Thomas Schelling proposed a simple spatial model to illustrate how, even with relatively mild assumptions on each individual's nearest neighbor preferences, an integrated city would likely unravel to a segregated city, even if all individuals prefer integration. This agent based lattice model has become quite influential amongst social scientists, demographers, and economists. Aggregation relates to individuals coming together to form groups and Schelling equated global aggregation with segregation. Many authors assumed that the segregation which Schelling observed in simulations on very small cities persists for larger, realistic sized cities. We describe how different measures can be used to quantify the segregation and unlock its dependence on city size, disparate neighbor comfortability threshold, and population density. We develop highly efficient simulation algorithms and quantify aggregation in large cities based on thousands of trials. We identify distinct scales of global aggregation. In particular, we show that for the values of disparate neighbor comfortability threshold used by Schelling, the striking global aggregation Schelling observed is strictly a small city phenomenon. We also discover several scaling laws for the aggregation measures. Along the way we prove that in the Schelling model, in the process of evolution, the total perimeter of the interface between the different agents always decreases, which provides a useful analytical tool to study the evolution.

(ProQuest: ... denotes formula omitted.)

1. Introduction

In the 1970s, the eminent economic modeler Thomas Schelling proposed a simple spacetime population model to illustrate how, even with relatively minimal assumptions concerning every individual's nearest neighbor preferences, an integrated city would likely unravel to a segregated city, even if all individuals prefer integration (Schelling 1969; Schelling 1971a; Schelling 1971b; Schelling 2006). His agent-based lattice model has become quite influential amongst social scientists, demographers, and economists. Currently, there is a spirited discussion on the validity of Schelling-type models to describe actual segregation, with arguments both for (e.g., Young 1998; Fossett 2006), and against (e.g., Massey 1990; Laurie and Jaggi 2003), and a few authors have used and extended the Schelling model to address actual population data (Clark 1991; Bruch and Mare 2006; Benenson et al. 2006; Sander, Schreiber, and Doherty 2000; Clark and Fossett 2008). The few examples of quantitative analyses of such models are (Pollicott andWeiss 2001; Fossett 2006; Gerhold et al. 2008). Recently, Zhang (2004) proved analytically that, for certain wedge-like utility functions and with additional random noise, the equilibrium states possess a high degree of segregation.

Aggregation relates to individuals coming together to form groups or clusters, and Schelling equated global aggregation with segregation. Many authors assume that the striking global aggregation observed in simulations on very small ideal "cities" persists for large, realistic size cities. A recent paper (Vinkovic and Kirman 2006) exhibits final states for a small number of model simulations of a large city, and some final states that do not exhibit significant global aggregation. However, quantification of this important phenomenon is lacking in the literature, presumably due in part to the huge computational costs required to run simulations using existing algorithms. We develop highly efficient and fast algorithms that allow us to carry out many simulations for many sets of parameters and to compute meaningful statistics of the measures of aggregation.
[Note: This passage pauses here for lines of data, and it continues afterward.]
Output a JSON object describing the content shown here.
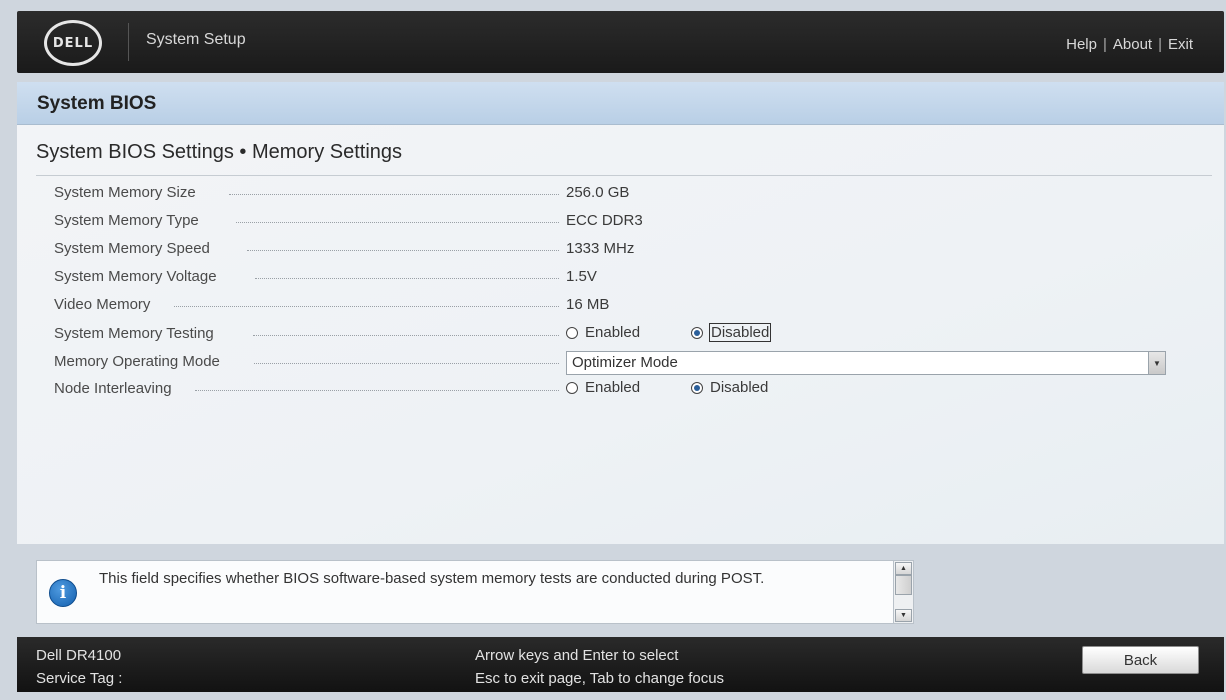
{
  "header": {
    "logo_text": "DELL",
    "app_title": "System Setup",
    "links": [
      "Help",
      "About",
      "Exit"
    ],
    "separator": "|"
  },
  "panel": {
    "title": "System BIOS",
    "subtitle": "System BIOS Settings • Memory Settings"
  },
  "settings": [
    {
      "label": "System Memory Size",
      "value": "256.0 GB"
    },
    {
      "label": "System Memory Type",
      "value": "ECC DDR3"
    },
    {
      "label": "System Memory Speed",
      "value": "1333 MHz"
    },
    {
      "label": "System Memory Voltage",
      "value": "1.5V"
    },
    {
      "label": "Video Memory",
      "value": "16 MB"
    },
    {
      "label": "System Memory Testing",
      "options": [
        "Enabled",
        "Disabled"
      ],
      "selected": "Disabled"
    },
    {
      "label": "Memory Operating Mode",
      "value": "Optimizer Mode"
    },
    {
      "label": "Node Interleaving",
      "options": [
        "Enabled",
        "Disabled"
      ],
      "selected": "Disabled"
    }
  ],
  "help": {
    "icon": "info-icon",
    "text": "This field specifies whether BIOS software-based system memory tests are conducted during POST."
  },
  "footer": {
    "model": "Dell DR4100",
    "service_tag_label": "Service Tag :",
    "hint_1": "Arrow keys and Enter to select",
    "hint_2": "Esc to exit page, Tab to change focus",
    "back_label": "Back"
  },
  "colors": {
    "topbar": "#1f1f1f",
    "panel_header": "#c4d7ec",
    "radio_selected": "#2b5f9a",
    "info_icon": "#1a6bbf"
  }
}
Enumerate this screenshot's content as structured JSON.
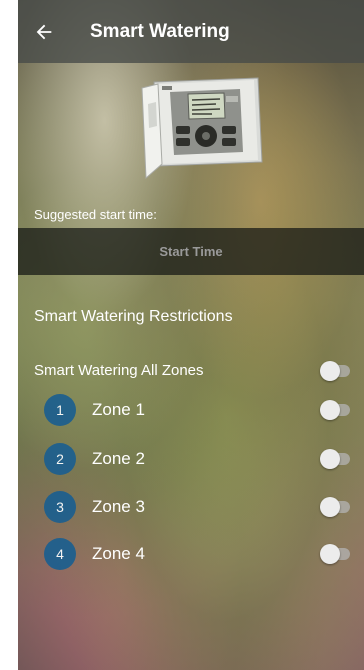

The objective of this paper is to quantify the aggregation and unlock its dependence on city size, disparate neighbor comfort threshold, and population density. One of the measures is the total perimeter of a configuration: the total number of contacts between the agents of different kind, adjusted to the presence of empty spaces. …

Search by... Author
Show... All Results Primary Sources Peer-reviewed

Oops!

An unknown error has occurred. Please click the button below to reload the page. If the problem persists, please try again in a little while.